“Talking about nature” is wider in scope than it sounds. Hired by Letchworth just as the pandemic began limiting in-person activities, Baker helped expand the park’s library of video lessons, attracting school groups from across the country and launching a “Nature Detectives” video series on Facebook and Instagram. As a trained communicator, he appreciates how versatile the outdoor education field is becoming, with previously uncommon virtual programming now an industry standard.
But don’t let humdrum, jargony talk about “content delivery methods” mislead you. Environmental knowledge is pretty cool, and the nature geek inside Baker is delighted to share it. Known as “Bug Boy” around the park offices, for example, he can rhapsodize about the hidden worlds of insects that run our whole ecosystem.

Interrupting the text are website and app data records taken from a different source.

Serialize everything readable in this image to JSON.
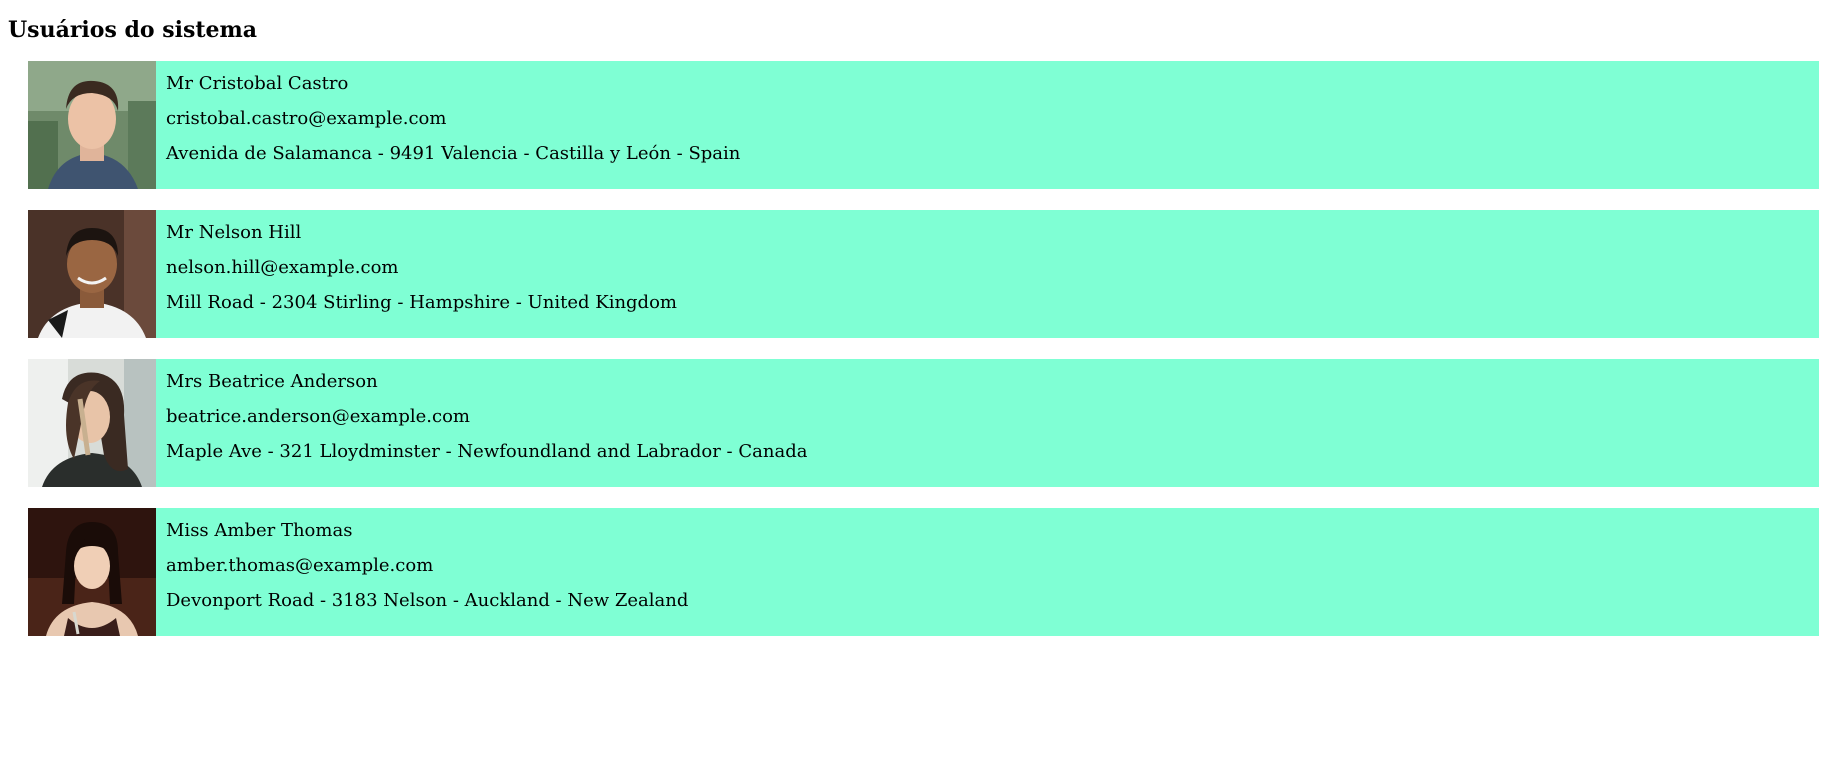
{
  "page": {
    "title": "Usuários do sistema"
  },
  "colors": {
    "card_background": "#7fffd4",
    "page_background": "#ffffff"
  },
  "users": [
    {
      "name": "Mr Cristobal Castro",
      "email": "cristobal.castro@example.com",
      "address": "Avenida de Salamanca - 9491 Valencia - Castilla y León - Spain",
      "photo_icon": "user-photo"
    },
    {
      "name": "Mr Nelson Hill",
      "email": "nelson.hill@example.com",
      "address": "Mill Road - 2304 Stirling - Hampshire - United Kingdom",
      "photo_icon": "user-photo"
    },
    {
      "name": "Mrs Beatrice Anderson",
      "email": "beatrice.anderson@example.com",
      "address": "Maple Ave - 321 Lloydminster - Newfoundland and Labrador - Canada",
      "photo_icon": "user-photo"
    },
    {
      "name": "Miss Amber Thomas",
      "email": "amber.thomas@example.com",
      "address": "Devonport Road - 3183 Nelson - Auckland - New Zealand",
      "photo_icon": "user-photo"
    }
  ]
}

“I especially love school programs about native monarch butterflies or pollinator gardening or the arms race between pine sawyer beetles and parasitoid wasps,” he says. “It’s always fascinating to show young kids how much is going on right under their feet.”

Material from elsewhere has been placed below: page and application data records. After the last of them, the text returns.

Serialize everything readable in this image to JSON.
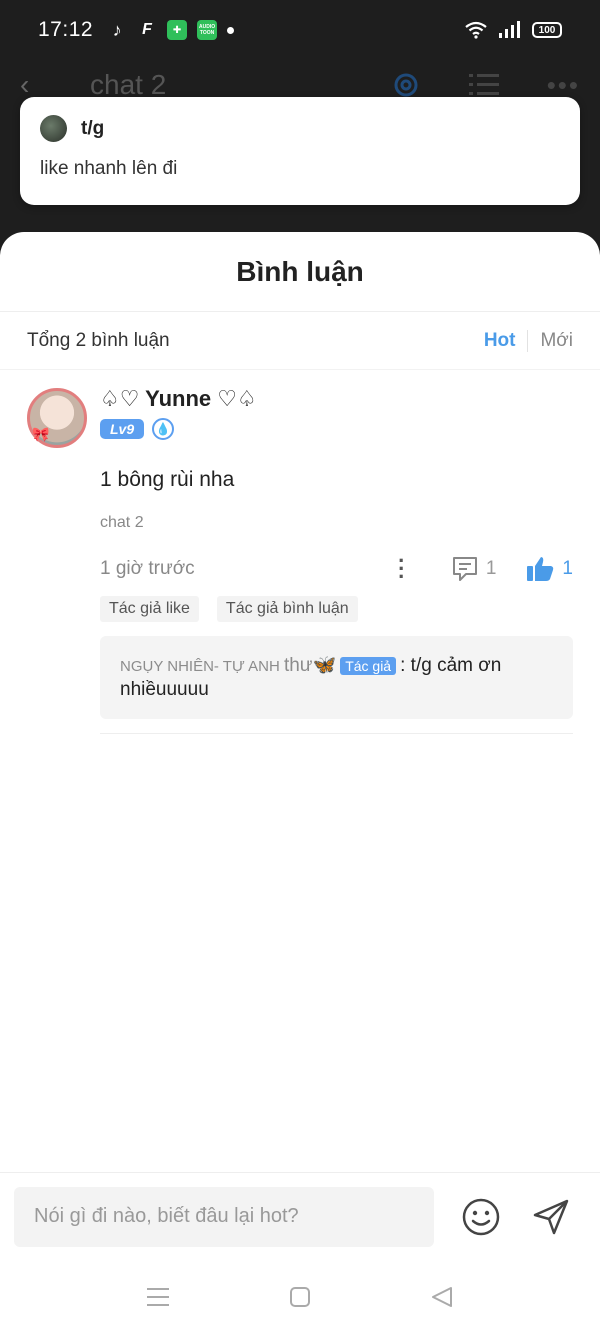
{
  "status_bar": {
    "time": "17:12",
    "battery": "100",
    "app_badge": "AUDIO TOON"
  },
  "background_header": {
    "title": "chat 2"
  },
  "notification": {
    "user": "t/g",
    "message": "like nhanh lên đi"
  },
  "sheet": {
    "title": "Bình luận",
    "total": "Tổng 2 bình luận",
    "sort_tabs": [
      "Hot",
      "Mới"
    ]
  },
  "comment": {
    "username": "♤♡ Yunne ♡♤",
    "level": "Lv9",
    "text": "1 bông rùi nha",
    "chapter": "chat 2",
    "time": "1 giờ trước",
    "reply_count": "1",
    "like_count": "1",
    "tags": [
      "Tác giả like",
      "Tác giả bình luận"
    ],
    "reply": {
      "author": "NGỤY NHIÊN- TỰ ANH",
      "author_suffix": "thư🦋",
      "author_tag": "Tác giả",
      "text": ": t/g cảm ơn nhiềuuuuu"
    }
  },
  "input": {
    "placeholder": "Nói gì đi nào, biết đâu lại hot?"
  },
  "colors": {
    "accent": "#4a9be8",
    "sheet_bg": "#ffffff",
    "overlay_bg": "#1e1e1e"
  }
}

Baker’s favorite places in Letchworth are the old-growth forest on trails 2 and 2A. “They’re so rugged and so steep they couldn’t be logged by the horse-drawn logging equipment of the 1850s,” he says. Hidden on those trails are stands of hemlocks that jewelers’ loupes and tedious-but-accurate counting reveal to be nearly 300 years old, or a stinkhorn fungus with a suggestive shape and a pervasive stench. Sights like those are easier to find in undisturbed forest areas, Baker says.

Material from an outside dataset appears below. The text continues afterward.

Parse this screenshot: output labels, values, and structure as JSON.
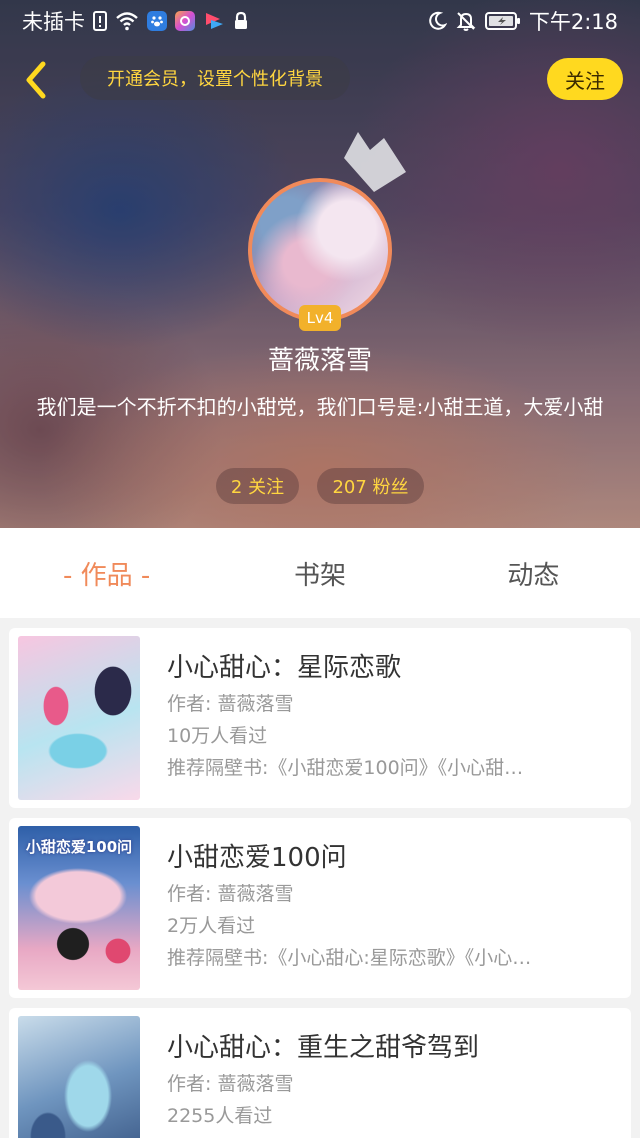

That deep familiarity with park details reveals Baker’s immersion in the area’s environment. Brought to the Genesee River Valley by the College (he’s originally from Grand Island, N.Y.), he has fallen in love with the area and its robust outdoor recreation and tourism economy. Now committed to the region, he also serves as a board member and vice president of communications and technology for the New York State Outdoor Education Association, and he’s a contributor to ExploreGeneseeValley.com and the Letchworth Gateway Villages Initiative.
“Nature has always been near and dear to my heart,” says Baker, “and for a long time, I thought that would be my hobby and communications would be my job.” He’s happy to have connected the two, and happier still to forge that connection for others, “making the familiar and ordinary world exciting and full of beauty and discovery and wonder.”
Fun Facts about Letchworth State Park
- Letchworth State Park has nearly 70 miles of trails. “Most trails are less than five miles long but cover an astounding range of habitats and historic sites, from old-growth forest to hidden waterfalls, from 550-foot cliffs to the ruins of mill towns and the gravesite of Mary Jemison, the Irish captive turned Seneca celebrity. The full trail diversity surprises a lot of locals who come to the park to take pictures of waterfalls and think they know it.”
- Letchworth has more species of nesting wood warblers than anywhere else on the planet. “Between the extremely rugged vertical cliffs and meadows and floodplains and mixed woods, there’s a wide variety of habitats, and the warblers take full advantage of them.”
- ExploreGeneseeValley.com has an interactive online map. “Local adventurers can drop pins at their favorite hotspots and say, ‘Here’s a little tavern where I always have poutine,’ or ‘This cross-country skiing trail entrance goes right past a pond that always has beavers.’ There are nuggets that you’ll never get from a billboard or a Yelp review. It’s an on-the-ground, active, living review system, like having your own personal tour guide.”